:: Material supplied ::

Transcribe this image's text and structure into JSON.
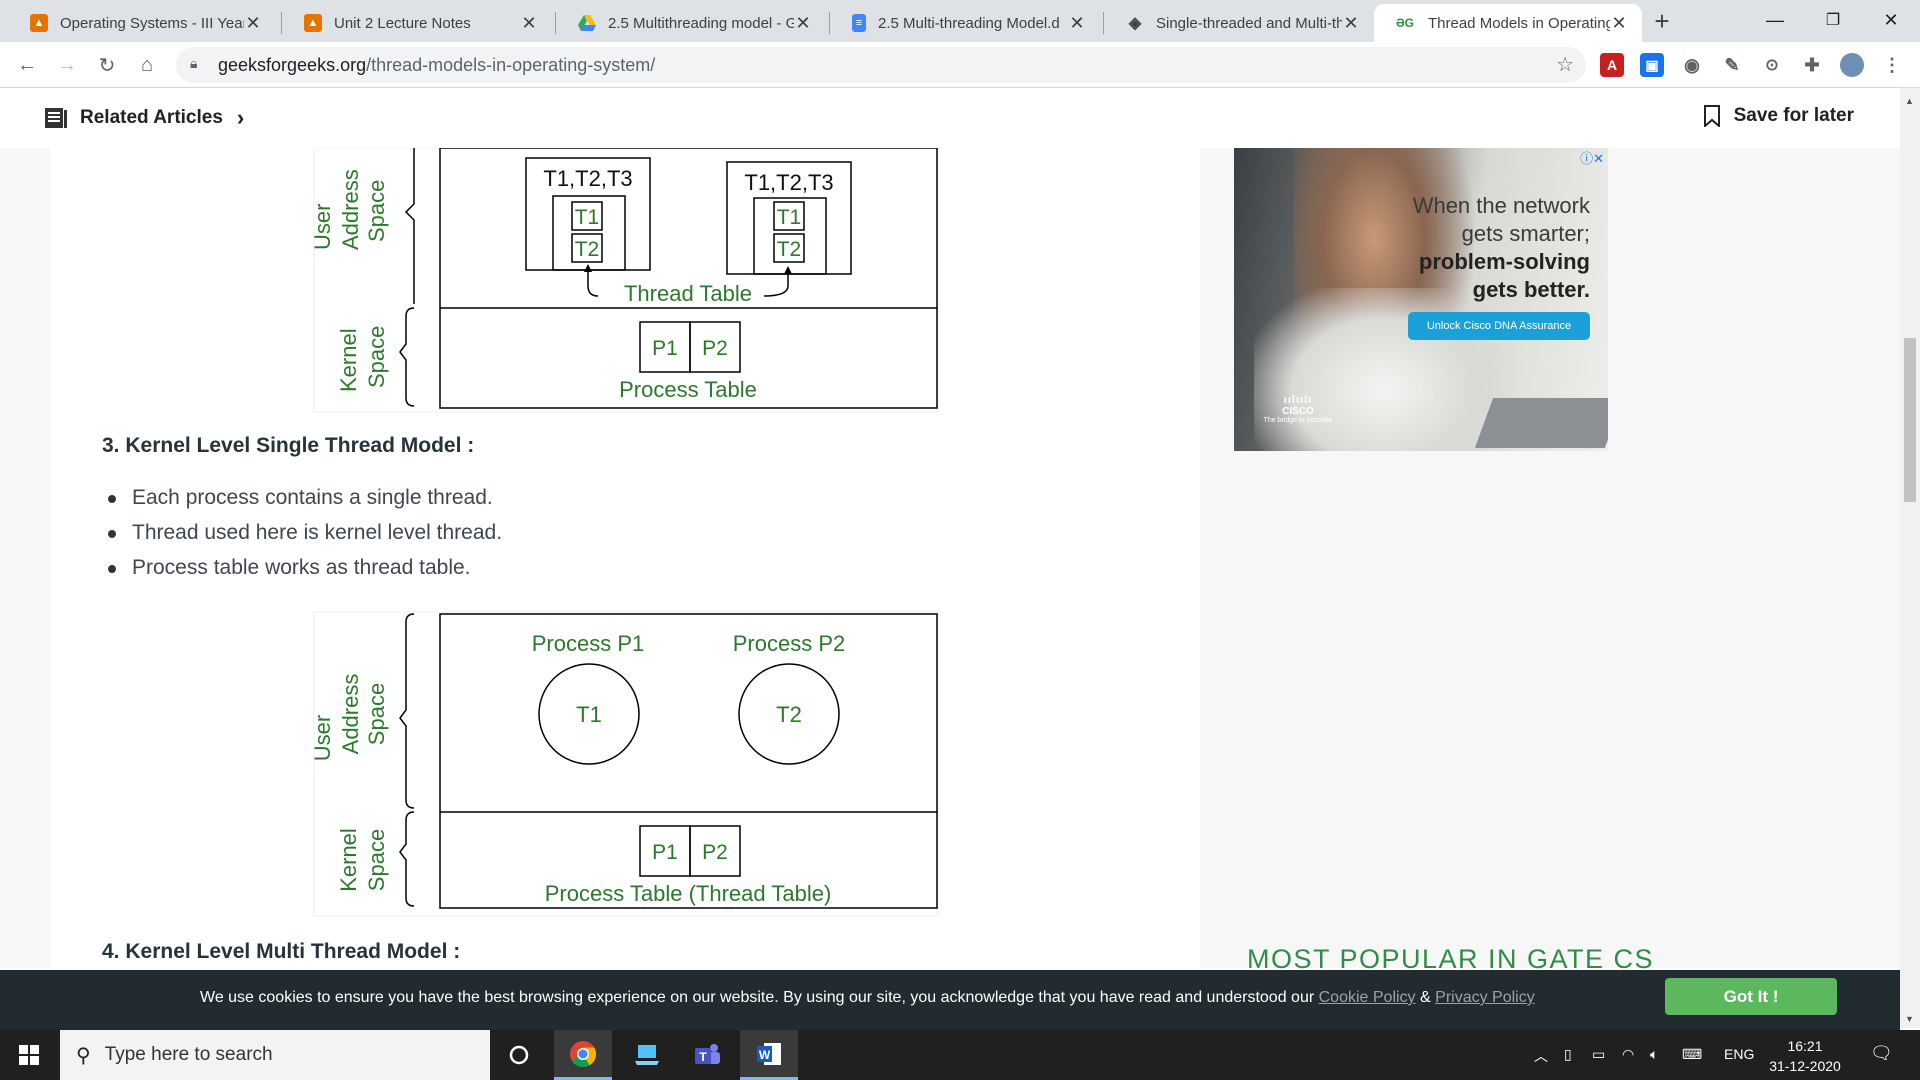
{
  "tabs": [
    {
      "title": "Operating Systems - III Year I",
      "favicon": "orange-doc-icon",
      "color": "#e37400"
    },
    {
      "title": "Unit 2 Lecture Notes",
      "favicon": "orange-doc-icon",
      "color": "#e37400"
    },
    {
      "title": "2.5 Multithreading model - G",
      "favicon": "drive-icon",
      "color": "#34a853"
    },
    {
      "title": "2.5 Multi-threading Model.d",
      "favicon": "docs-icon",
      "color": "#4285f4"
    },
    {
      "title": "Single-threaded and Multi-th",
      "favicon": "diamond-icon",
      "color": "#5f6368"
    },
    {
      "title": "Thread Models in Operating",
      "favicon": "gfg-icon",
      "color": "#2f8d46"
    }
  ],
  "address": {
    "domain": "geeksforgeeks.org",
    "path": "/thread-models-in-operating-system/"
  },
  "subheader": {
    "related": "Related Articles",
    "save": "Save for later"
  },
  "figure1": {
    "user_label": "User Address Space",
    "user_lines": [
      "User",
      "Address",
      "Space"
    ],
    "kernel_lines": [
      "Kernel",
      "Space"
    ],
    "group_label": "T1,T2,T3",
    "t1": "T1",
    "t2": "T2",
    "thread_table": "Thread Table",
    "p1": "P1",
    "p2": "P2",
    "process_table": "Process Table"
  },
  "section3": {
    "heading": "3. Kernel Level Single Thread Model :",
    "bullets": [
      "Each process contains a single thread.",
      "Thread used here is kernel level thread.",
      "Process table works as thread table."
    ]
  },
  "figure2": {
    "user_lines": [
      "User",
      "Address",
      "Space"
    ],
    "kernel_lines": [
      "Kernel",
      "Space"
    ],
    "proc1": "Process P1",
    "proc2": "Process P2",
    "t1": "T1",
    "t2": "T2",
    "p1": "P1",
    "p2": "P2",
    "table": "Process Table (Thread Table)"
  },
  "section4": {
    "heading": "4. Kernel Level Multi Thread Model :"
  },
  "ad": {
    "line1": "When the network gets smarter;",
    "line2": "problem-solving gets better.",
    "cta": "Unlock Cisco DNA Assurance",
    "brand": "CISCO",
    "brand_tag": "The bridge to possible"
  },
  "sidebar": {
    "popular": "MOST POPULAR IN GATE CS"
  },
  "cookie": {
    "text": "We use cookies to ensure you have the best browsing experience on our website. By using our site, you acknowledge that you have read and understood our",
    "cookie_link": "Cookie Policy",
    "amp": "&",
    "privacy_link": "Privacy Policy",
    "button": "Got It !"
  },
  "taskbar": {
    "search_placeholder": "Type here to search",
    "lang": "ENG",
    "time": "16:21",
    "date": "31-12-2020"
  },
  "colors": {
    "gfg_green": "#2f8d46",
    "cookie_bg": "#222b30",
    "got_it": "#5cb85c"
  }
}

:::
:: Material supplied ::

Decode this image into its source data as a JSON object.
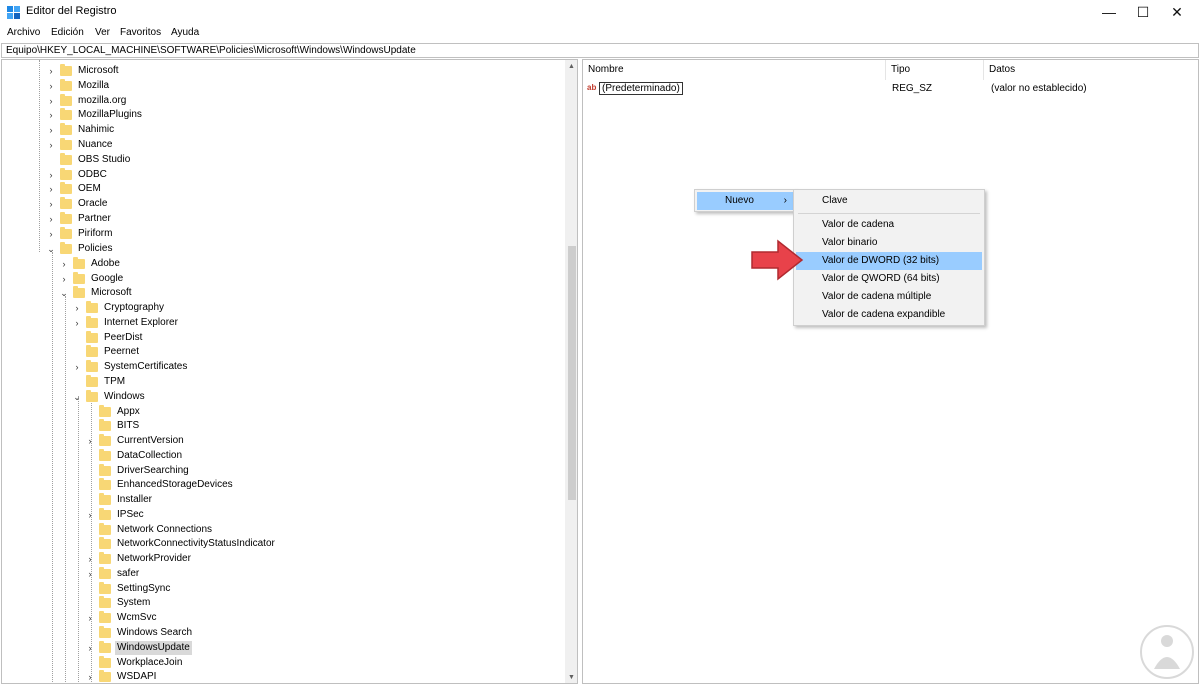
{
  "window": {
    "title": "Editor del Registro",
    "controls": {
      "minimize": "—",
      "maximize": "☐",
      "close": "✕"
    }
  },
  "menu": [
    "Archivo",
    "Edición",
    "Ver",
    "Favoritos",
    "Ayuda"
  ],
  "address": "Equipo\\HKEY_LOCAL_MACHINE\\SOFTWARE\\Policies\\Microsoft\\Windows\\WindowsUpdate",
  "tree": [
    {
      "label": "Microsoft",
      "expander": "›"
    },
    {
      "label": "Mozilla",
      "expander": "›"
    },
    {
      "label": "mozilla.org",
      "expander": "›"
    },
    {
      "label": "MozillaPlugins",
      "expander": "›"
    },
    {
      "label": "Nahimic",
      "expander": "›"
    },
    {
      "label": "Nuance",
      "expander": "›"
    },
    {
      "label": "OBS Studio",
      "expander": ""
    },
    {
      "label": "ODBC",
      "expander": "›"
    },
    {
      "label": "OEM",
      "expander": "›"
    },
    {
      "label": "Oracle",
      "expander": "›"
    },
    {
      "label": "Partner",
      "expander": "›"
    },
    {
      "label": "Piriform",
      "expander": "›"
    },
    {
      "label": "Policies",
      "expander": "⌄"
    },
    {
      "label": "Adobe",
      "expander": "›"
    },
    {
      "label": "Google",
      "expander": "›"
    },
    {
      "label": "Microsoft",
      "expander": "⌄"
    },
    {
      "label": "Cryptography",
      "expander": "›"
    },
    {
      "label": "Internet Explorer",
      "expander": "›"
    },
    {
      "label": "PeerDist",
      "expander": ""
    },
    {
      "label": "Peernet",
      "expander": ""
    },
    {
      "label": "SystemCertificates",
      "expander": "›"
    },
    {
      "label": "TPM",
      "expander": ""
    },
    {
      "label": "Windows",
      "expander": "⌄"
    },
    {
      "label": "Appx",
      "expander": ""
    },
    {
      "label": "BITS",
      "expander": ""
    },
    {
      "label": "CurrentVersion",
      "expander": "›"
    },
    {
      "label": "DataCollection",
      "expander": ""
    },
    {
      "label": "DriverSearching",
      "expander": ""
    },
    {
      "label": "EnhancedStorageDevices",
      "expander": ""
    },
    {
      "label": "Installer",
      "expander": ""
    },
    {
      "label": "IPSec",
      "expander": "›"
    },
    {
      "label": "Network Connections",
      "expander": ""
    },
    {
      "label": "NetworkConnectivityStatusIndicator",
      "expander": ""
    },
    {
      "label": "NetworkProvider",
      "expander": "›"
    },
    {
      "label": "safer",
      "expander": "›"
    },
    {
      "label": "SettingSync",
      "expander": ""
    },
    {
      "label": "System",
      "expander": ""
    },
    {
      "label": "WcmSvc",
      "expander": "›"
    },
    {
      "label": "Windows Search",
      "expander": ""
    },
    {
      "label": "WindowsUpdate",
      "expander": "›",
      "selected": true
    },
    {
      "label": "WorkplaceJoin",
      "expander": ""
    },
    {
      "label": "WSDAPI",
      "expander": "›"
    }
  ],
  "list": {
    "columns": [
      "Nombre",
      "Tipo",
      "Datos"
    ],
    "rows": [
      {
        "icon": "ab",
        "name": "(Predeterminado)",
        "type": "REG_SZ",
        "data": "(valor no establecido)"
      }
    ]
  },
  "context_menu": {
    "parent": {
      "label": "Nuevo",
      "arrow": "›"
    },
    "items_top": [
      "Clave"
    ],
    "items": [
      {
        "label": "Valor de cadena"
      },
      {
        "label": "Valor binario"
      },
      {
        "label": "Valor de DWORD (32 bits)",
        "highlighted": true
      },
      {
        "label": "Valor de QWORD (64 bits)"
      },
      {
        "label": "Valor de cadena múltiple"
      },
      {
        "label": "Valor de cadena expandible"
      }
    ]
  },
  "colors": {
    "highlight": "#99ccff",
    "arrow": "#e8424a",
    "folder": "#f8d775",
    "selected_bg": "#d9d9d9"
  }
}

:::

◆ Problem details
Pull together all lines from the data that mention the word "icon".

◆ Response for this exercise
      "favicon": "orange-doc-icon",
      "favicon": "orange-doc-icon",
      "favicon": "drive-icon",
      "favicon": "docs-icon",
      "favicon": "diamond-icon",
      "favicon": "gfg-icon",
        "icon": "ab",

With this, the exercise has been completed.